-- Instructions to follow --
Filter the entries that follow, copying every line in which the word "ffffff" appears.

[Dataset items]
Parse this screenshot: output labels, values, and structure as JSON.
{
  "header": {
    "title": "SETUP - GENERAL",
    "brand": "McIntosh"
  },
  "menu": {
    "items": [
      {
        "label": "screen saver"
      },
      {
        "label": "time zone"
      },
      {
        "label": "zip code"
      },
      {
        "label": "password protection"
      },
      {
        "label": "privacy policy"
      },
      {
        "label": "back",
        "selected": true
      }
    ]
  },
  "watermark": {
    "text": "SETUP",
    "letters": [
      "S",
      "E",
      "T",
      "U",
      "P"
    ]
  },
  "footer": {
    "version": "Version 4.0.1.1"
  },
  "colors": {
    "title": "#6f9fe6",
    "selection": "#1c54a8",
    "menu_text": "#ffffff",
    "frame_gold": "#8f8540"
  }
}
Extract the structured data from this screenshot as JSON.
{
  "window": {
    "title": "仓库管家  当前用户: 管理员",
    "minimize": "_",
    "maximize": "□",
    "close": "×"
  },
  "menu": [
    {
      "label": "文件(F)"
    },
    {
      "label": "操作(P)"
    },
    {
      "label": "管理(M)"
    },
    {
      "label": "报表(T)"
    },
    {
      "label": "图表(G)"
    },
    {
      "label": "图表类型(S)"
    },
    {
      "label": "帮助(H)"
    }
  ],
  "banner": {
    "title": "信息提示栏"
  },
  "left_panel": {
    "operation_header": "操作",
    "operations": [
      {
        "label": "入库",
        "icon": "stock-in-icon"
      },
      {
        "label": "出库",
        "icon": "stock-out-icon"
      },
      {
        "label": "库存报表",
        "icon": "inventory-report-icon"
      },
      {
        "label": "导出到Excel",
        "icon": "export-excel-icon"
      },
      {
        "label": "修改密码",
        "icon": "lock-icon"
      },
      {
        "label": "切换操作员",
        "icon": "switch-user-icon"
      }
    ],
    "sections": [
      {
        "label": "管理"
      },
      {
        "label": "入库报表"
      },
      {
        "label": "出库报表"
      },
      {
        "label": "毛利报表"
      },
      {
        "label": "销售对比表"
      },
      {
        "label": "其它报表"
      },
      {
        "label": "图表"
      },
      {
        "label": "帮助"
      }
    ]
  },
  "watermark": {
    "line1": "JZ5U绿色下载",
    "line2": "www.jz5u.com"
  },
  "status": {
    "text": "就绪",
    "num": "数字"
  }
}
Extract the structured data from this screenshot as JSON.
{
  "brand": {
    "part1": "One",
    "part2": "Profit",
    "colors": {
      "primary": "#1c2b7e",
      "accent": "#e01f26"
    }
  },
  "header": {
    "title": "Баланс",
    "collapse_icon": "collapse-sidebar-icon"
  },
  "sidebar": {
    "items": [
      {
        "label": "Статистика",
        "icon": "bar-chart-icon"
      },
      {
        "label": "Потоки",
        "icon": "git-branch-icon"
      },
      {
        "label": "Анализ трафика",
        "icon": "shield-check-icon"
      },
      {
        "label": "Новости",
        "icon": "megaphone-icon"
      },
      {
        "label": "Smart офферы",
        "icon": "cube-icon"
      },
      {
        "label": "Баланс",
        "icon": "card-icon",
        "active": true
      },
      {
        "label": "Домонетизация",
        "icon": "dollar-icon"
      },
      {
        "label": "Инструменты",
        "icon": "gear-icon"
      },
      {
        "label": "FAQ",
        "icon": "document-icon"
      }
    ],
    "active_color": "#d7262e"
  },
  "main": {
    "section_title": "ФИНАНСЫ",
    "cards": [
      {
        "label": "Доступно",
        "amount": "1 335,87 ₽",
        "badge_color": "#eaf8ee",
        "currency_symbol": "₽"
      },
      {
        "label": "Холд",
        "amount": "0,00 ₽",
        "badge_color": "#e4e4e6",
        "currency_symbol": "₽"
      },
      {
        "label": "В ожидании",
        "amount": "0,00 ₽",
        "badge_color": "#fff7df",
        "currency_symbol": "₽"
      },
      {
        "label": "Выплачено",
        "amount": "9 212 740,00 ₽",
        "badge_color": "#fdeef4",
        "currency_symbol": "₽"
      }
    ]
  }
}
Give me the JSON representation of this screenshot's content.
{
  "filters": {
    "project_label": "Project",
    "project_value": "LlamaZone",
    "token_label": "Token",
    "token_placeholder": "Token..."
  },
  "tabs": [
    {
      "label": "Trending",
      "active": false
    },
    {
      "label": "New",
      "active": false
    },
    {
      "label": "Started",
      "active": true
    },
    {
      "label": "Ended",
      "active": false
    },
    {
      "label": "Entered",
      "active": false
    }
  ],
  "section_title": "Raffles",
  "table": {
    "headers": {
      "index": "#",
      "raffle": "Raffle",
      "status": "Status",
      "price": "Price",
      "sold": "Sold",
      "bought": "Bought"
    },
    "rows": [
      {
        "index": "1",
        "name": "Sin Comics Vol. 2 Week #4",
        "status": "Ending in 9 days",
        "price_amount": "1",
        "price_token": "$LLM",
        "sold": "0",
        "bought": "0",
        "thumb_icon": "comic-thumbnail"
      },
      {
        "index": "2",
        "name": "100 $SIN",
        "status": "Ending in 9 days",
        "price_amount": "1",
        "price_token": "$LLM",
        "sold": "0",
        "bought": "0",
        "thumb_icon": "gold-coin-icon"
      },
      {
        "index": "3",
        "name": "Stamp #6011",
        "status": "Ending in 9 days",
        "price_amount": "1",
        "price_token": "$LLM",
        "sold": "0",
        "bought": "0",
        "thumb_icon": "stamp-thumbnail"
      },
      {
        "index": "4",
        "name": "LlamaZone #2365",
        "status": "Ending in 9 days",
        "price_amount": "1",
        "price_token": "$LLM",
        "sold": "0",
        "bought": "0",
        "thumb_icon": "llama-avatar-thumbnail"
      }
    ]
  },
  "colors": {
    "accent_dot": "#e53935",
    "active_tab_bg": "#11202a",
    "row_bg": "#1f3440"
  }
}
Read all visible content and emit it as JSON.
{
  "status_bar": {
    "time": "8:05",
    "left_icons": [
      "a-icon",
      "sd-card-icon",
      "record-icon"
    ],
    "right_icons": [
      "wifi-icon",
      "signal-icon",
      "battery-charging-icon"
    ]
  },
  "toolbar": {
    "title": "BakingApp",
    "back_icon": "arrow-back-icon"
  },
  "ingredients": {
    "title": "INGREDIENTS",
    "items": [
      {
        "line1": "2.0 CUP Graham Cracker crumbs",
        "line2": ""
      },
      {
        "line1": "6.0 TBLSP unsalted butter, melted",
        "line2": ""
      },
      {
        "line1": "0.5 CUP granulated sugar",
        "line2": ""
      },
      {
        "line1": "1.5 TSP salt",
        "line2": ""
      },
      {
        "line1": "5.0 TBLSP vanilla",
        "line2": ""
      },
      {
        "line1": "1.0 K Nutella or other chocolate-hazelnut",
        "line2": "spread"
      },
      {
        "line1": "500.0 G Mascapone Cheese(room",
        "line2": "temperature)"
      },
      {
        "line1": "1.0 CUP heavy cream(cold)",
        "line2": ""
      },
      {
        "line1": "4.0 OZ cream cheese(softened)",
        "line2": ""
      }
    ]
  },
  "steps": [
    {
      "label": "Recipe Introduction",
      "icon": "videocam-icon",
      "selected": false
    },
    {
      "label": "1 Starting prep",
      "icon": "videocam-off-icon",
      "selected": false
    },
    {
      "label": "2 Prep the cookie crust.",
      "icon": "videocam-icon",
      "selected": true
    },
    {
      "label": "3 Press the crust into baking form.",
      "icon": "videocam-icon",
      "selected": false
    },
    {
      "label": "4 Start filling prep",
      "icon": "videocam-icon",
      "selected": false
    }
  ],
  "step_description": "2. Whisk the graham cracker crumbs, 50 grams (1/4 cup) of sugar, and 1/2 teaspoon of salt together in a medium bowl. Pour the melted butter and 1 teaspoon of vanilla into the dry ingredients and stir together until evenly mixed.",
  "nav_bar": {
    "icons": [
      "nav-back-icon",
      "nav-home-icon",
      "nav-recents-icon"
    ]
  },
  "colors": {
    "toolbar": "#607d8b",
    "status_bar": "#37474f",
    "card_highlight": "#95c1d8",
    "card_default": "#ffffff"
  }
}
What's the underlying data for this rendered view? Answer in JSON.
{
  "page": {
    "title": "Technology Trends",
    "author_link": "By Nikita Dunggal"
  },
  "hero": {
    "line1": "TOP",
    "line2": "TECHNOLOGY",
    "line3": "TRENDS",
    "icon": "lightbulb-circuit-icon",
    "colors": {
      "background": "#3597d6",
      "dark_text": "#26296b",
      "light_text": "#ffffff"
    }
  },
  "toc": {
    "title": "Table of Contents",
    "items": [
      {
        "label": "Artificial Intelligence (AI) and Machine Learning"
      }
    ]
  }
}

-- Result of this exercise --
    "menu_text": "#ffffff",
    "card_default": "#ffffff"
      "light_text": "#ffffff"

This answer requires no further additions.